"G", one of my favorite bloggers, at Doves Today participates in the weekly "Prompt Tuesday" writing exercise from San Diego Momma. I happened upon the prompt for this Tuesday: write about your first job and thought I'd give it a shot. The "rules" are fun and easy. I figure that anything that sparks the writing bug has got to be good.
Those first paychecks came my way for work in the clerical section of the Methodist Hospital Laboratory in Houston, Texas. This was the summer of 1973, between freshman and sophomore years of college. I made minimum wage, $1.75 an hour. For the entire summer, I banked only $500 which sounds like nothing these days. As a premed student, I was hoping for a job at a hospital and this was the closest I could get to interaction with patients. None. I worked in what was called "the cage", a glass enclosed office in the center of the lab, filing lab reports and preparing others for transport to the patients' chart.

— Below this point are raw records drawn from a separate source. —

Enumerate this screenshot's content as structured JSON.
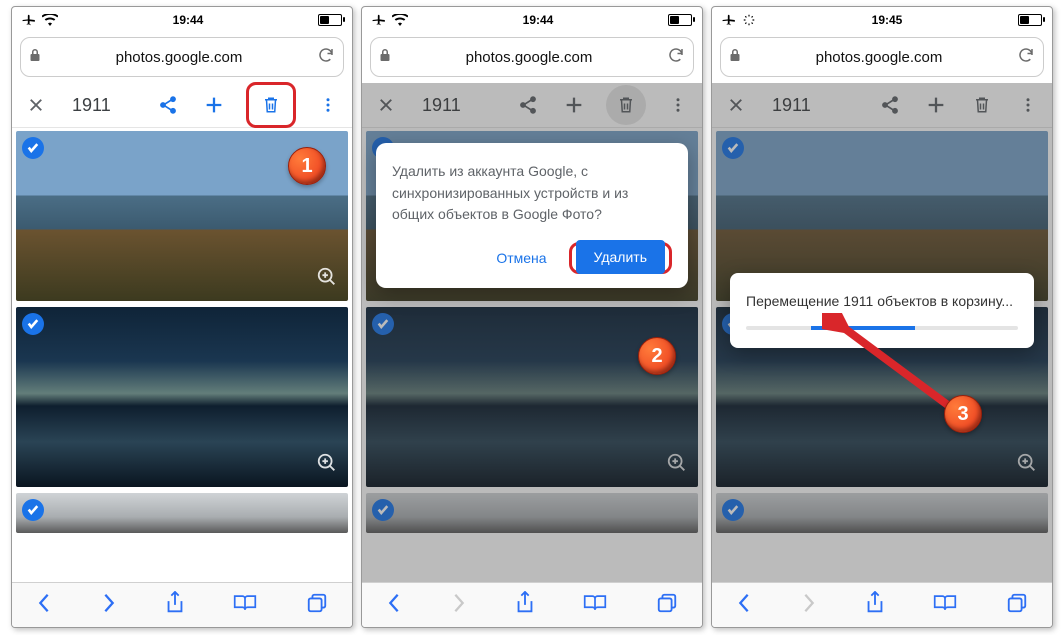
{
  "status": {
    "time1": "19:44",
    "time2": "19:44",
    "time3": "19:45"
  },
  "url": "photos.google.com",
  "selection": {
    "count": "1911"
  },
  "popover": {
    "message": "Удалить из аккаунта Google, с синхронизированных устройств и из общих объектов в Google Фото?",
    "cancel": "Отмена",
    "delete": "Удалить"
  },
  "toast": {
    "message": "Перемещение 1911 объектов в корзину..."
  },
  "callouts": {
    "c1": "1",
    "c2": "2",
    "c3": "3"
  }
}
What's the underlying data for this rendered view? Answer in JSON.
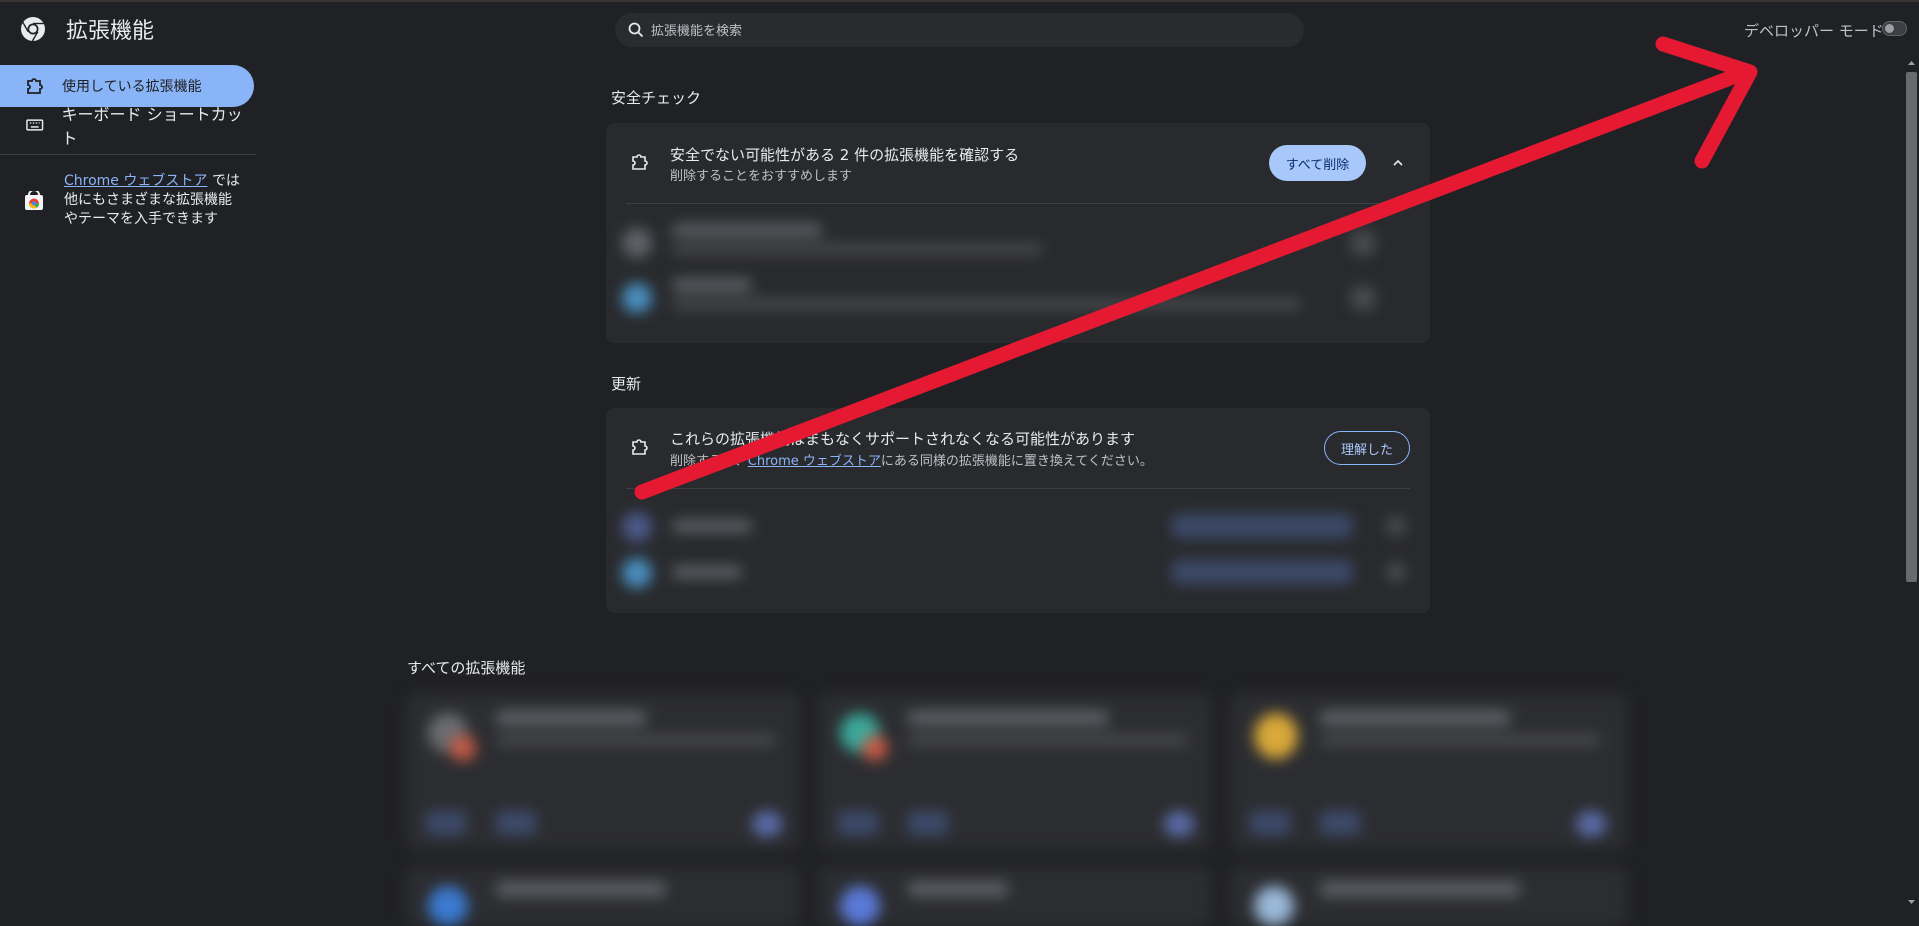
{
  "app": {
    "title": "拡張機能"
  },
  "search": {
    "placeholder": "拡張機能を検索"
  },
  "header": {
    "dev_mode_label": "デベロッパー モード",
    "dev_mode_on": false
  },
  "sidebar": {
    "items": [
      {
        "label": "使用している拡張機能",
        "icon": "puzzle-icon",
        "active": true
      },
      {
        "label": "キーボード ショートカット",
        "icon": "keyboard-icon",
        "active": false
      }
    ],
    "store": {
      "link_text": "Chrome ウェブストア",
      "text_after_link": " では",
      "line2": "他にもさまざまな拡張機能",
      "line3": "やテーマを入手できます"
    }
  },
  "safety": {
    "section_title": "安全チェック",
    "card_title": "安全でない可能性がある 2 件の拡張機能を確認する",
    "card_sub": "削除することをおすすめします",
    "button": "すべて削除"
  },
  "updates": {
    "section_title": "更新",
    "card_title": "これらの拡張機能はまもなくサポートされなくなる可能性があります",
    "sub_prefix": "削除するか、",
    "sub_link": "Chrome ウェブストア",
    "sub_suffix": "にある同様の拡張機能に置き換えてください。",
    "button": "理解した"
  },
  "all_extensions": {
    "section_title": "すべての拡張機能"
  },
  "colors": {
    "background": "#202124",
    "accent": "#8ab4f8",
    "annotation_arrow": "#e51a32"
  }
}
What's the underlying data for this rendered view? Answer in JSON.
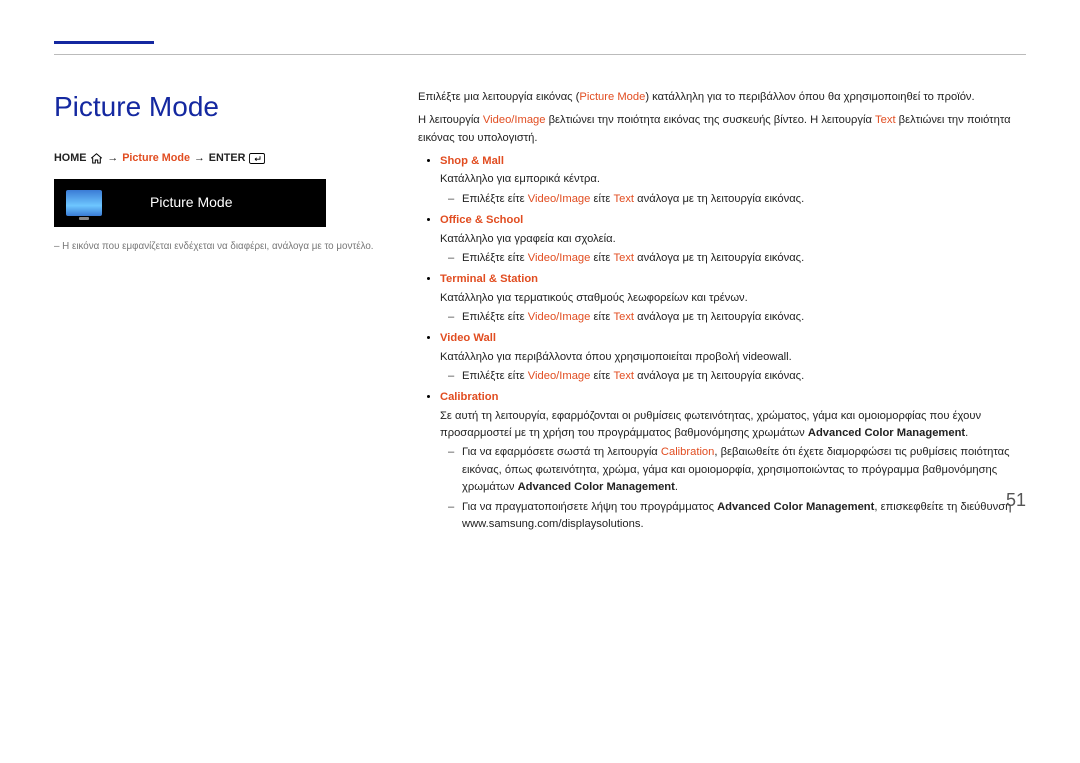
{
  "title": "Picture Mode",
  "breadcrumb": {
    "home": "HOME",
    "picture_mode": "Picture Mode",
    "enter": "ENTER"
  },
  "preview_label": "Picture Mode",
  "note": "– Η εικόνα που εμφανίζεται ενδέχεται να διαφέρει, ανάλογα με το μοντέλο.",
  "intro1_a": "Επιλέξτε μια λειτουργία εικόνας (",
  "intro1_hl": "Picture Mode",
  "intro1_b": ") κατάλληλη για το περιβάλλον όπου θα χρησιμοποιηθεί το προϊόν.",
  "intro2_a": "Η λειτουργία ",
  "intro2_hl1": "Video/Image",
  "intro2_b": " βελτιώνει την ποιότητα εικόνας της συσκευής βίντεο. Η λειτουργία ",
  "intro2_hl2": "Text",
  "intro2_c": " βελτιώνει την ποιότητα εικόνας του υπολογιστή.",
  "common_sub_a": "Επιλέξτε είτε ",
  "common_sub_v": "Video/Image",
  "common_sub_b": " είτε ",
  "common_sub_t": "Text",
  "common_sub_c": " ανάλογα με τη λειτουργία εικόνας.",
  "modes": {
    "shop": {
      "name": "Shop & Mall",
      "desc": "Κατάλληλο για εμπορικά κέντρα."
    },
    "office": {
      "name": "Office & School",
      "desc": "Κατάλληλο για γραφεία και σχολεία."
    },
    "terminal": {
      "name": "Terminal & Station",
      "desc": "Κατάλληλο για τερματικούς σταθμούς λεωφορείων και τρένων."
    },
    "video": {
      "name": "Video Wall",
      "desc": "Κατάλληλο για περιβάλλοντα όπου χρησιμοποιείται προβολή videowall."
    },
    "calib": {
      "name": "Calibration",
      "desc_a": "Σε αυτή τη λειτουργία, εφαρμόζονται οι ρυθμίσεις φωτεινότητας, χρώματος, γάμα και ομοιομορφίας που έχουν προσαρμοστεί με τη χρήση του προγράμματος βαθμονόμησης χρωμάτων ",
      "desc_b": "Advanced Color Management",
      "desc_c": ".",
      "sub1_a": "Για να εφαρμόσετε σωστά τη λειτουργία ",
      "sub1_hl": "Calibration",
      "sub1_b": ", βεβαιωθείτε ότι έχετε διαμορφώσει τις ρυθμίσεις ποιότητας εικόνας, όπως φωτεινότητα, χρώμα, γάμα και ομοιομορφία, χρησιμοποιώντας το πρόγραμμα βαθμονόμησης χρωμάτων ",
      "sub1_bold": "Advanced Color Management",
      "sub1_c": ".",
      "sub2_a": "Για να πραγματοποιήσετε λήψη του προγράμματος ",
      "sub2_bold": "Advanced Color Management",
      "sub2_b": ", επισκεφθείτε τη διεύθυνση www.samsung.com/displaysolutions."
    }
  },
  "page_number": "51"
}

Sometimes I answered the phone but that was a tough go since I usually had no idea what people were asking of me. The learning curve was slow but the filing part I had down in nothing flat. There were four of us in "the cage"; two long time employees and two (me included) as summer help. The other summer hire was a gorgeous blonde with a thick Texas twang. I forget her name but I'll never forget the name of one of the long timers; "Nadine Penix". How could anyone forget a name like that?
Towards the end of the summer, I summoned courage and asked if I might join the team of phlebotomists (we called them "blood draw-ers" back then) and was glad when someone approved my request to do something other than answering the phone and filing in "the cage". The "blood draw-ers" were much revered; I coveted being a part of their group. They were a young and energetic mix of girls and guys, and seemed very cool. Plus, I longed to work with patients which was a plus. I was fascinated by all the blood drawing paraphernalia; the tourniquets, the blood tubes of all sizes with different colored rubber stoppers, the alcohol wipes, the needles of various gauges (the larger the gauge number the smaller the diameter of the needle; go figure) all housed neatly in a open metal carrying case; one to a phlebotomist. Our job was to collect the early morning blood draws all over the hospital and stay on the ready for add on requests through the rest of the shift. The team of five or six of us would wait our turn to be dispatched out by the lead phlebotomist.
I learned a lot that summer and returned several years later to do the same job again. I don't think I was ever very expert at drawing blood but I tried hard. If the veins were good, my work was a cinch but I had my share of troubles too and had to call for back up. The amazing thing, thinking back.....we NEVER wore gloves when drawing blood. That wasn't standard of care in the early 1970s.
When was the last time you had blood drawn by a person NOT wearing any gloves?